▶ LISTED ENTRIES:
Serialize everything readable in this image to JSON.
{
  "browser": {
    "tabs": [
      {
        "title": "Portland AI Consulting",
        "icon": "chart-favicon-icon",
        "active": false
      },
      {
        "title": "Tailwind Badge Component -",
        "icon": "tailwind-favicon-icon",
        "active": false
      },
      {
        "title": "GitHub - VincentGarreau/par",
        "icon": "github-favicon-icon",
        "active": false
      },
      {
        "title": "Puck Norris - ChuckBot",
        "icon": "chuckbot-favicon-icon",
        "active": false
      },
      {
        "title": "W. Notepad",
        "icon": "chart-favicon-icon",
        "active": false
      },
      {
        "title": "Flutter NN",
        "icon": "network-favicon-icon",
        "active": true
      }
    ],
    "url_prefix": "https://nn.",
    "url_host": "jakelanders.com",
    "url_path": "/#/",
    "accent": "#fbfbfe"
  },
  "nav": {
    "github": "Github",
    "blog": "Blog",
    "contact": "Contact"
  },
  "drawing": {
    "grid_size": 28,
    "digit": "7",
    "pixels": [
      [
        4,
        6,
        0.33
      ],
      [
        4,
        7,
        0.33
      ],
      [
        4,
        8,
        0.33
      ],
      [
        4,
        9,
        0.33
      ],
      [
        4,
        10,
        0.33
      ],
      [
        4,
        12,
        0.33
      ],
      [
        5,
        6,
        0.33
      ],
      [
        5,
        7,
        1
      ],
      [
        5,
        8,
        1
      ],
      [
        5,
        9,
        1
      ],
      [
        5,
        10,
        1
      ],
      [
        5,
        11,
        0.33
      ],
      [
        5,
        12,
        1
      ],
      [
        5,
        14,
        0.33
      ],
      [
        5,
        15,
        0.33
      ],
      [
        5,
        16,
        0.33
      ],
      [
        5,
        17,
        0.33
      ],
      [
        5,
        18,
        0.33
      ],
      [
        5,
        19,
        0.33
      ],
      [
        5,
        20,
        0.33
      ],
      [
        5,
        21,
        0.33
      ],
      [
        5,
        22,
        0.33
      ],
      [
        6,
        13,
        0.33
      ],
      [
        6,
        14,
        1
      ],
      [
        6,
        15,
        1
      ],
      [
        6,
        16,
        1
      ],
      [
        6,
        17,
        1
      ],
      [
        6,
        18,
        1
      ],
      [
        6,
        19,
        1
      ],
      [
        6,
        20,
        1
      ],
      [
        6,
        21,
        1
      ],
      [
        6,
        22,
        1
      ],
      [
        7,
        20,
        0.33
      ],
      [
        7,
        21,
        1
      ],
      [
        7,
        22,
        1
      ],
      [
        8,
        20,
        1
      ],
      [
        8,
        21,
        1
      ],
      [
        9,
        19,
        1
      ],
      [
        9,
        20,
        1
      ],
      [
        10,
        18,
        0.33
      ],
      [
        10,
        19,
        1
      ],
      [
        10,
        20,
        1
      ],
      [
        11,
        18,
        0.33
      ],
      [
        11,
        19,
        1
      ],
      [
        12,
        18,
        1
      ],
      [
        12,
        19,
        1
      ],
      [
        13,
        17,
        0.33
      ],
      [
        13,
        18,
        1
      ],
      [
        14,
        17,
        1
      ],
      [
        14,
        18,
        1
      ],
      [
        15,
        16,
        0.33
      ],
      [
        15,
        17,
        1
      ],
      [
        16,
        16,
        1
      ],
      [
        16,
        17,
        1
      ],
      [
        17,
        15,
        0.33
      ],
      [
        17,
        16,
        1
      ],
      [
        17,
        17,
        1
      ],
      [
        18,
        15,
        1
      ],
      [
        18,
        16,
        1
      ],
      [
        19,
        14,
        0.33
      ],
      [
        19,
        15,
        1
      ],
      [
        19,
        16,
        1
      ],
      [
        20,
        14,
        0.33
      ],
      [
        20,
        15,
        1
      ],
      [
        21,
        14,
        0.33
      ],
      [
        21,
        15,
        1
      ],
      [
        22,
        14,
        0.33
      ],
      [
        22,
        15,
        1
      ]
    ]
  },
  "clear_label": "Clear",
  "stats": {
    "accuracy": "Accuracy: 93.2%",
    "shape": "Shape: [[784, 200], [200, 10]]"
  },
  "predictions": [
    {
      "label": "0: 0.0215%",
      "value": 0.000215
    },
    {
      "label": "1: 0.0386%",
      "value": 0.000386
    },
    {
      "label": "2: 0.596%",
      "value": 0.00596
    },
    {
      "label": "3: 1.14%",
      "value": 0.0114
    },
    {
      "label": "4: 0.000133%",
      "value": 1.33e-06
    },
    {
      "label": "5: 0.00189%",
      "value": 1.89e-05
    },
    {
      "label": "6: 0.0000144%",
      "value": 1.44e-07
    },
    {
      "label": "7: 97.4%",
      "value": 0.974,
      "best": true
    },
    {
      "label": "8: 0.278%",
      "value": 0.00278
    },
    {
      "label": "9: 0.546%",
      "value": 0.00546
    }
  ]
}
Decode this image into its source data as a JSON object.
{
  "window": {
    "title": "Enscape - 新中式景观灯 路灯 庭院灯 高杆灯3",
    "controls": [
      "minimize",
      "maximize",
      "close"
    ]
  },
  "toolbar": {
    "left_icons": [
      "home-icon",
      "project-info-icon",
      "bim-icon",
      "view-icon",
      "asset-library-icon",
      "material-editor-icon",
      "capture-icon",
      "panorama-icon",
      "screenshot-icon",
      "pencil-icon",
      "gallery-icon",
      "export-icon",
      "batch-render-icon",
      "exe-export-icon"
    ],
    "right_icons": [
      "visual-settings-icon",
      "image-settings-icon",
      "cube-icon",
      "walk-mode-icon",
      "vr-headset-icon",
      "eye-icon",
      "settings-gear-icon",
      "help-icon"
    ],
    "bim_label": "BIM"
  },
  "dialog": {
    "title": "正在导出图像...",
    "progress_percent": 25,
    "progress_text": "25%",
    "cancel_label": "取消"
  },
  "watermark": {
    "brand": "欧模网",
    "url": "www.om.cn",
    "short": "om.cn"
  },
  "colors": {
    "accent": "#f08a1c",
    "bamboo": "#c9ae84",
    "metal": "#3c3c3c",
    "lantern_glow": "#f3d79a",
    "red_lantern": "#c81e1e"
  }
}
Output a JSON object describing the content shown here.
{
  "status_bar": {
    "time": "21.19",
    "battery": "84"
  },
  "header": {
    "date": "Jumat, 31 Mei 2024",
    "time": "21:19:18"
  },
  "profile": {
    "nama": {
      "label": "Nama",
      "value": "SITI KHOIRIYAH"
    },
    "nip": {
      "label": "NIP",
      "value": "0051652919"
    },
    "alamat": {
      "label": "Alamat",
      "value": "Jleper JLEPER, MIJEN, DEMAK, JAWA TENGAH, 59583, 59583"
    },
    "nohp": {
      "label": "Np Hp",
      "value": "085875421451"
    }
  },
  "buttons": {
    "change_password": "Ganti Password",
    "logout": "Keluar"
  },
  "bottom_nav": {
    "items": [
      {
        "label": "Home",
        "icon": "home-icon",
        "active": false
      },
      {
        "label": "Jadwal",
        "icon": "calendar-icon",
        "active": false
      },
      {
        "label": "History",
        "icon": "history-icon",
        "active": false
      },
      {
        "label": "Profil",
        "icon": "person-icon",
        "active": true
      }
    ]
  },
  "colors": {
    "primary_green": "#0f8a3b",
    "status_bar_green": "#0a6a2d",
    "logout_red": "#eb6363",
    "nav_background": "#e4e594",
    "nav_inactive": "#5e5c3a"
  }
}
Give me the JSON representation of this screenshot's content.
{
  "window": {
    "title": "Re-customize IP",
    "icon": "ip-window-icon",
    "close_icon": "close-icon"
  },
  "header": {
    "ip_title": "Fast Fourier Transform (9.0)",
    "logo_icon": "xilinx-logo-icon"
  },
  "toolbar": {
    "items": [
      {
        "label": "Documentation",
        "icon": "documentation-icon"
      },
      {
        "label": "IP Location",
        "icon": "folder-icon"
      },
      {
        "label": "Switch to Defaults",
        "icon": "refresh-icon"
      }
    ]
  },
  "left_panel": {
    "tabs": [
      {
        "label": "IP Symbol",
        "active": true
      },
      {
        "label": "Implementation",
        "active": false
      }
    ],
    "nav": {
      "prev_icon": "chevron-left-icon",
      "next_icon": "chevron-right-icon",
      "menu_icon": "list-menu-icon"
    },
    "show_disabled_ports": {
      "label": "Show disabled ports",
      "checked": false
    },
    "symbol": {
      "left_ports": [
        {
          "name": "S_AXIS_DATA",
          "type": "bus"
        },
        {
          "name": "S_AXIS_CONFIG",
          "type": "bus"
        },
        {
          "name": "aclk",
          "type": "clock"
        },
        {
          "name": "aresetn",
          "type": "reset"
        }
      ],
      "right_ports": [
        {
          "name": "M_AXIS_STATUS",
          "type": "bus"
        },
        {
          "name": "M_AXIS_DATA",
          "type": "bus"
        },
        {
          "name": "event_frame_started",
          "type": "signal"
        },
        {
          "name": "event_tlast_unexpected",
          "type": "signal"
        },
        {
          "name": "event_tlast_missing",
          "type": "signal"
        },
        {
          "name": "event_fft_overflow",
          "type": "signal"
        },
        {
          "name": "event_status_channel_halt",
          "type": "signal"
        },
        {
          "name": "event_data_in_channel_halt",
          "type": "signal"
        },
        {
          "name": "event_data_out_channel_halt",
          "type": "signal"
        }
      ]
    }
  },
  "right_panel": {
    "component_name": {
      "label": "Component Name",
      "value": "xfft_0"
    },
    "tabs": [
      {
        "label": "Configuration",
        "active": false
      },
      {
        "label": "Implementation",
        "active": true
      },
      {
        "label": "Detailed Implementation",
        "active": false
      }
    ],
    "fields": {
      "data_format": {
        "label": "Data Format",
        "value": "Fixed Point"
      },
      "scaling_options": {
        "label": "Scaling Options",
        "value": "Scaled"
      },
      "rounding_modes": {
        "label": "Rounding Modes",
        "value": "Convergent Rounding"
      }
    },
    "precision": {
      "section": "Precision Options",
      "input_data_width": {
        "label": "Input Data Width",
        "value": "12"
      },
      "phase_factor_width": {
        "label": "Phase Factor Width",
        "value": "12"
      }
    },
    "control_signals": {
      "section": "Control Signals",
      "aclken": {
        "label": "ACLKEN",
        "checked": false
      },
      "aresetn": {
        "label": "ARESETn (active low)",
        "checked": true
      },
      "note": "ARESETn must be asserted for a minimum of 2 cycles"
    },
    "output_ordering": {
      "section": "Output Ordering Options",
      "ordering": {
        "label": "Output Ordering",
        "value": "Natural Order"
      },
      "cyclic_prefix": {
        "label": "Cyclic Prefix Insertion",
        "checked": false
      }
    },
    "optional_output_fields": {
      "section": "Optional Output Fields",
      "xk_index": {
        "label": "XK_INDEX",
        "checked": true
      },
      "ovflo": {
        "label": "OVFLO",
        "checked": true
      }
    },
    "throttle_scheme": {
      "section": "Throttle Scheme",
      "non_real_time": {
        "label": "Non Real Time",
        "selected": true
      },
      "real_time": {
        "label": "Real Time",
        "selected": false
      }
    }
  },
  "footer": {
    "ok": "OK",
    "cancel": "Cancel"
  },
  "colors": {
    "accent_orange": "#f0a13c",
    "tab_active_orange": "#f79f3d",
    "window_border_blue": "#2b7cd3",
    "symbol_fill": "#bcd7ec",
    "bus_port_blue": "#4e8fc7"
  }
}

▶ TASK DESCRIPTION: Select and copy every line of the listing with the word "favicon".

▶ YOUR SOLUTION:
        "icon": "chart-favicon-icon",
        "icon": "tailwind-favicon-icon",
        "icon": "github-favicon-icon",
        "icon": "chuckbot-favicon-icon",
        "icon": "chart-favicon-icon",
        "icon": "network-favicon-icon",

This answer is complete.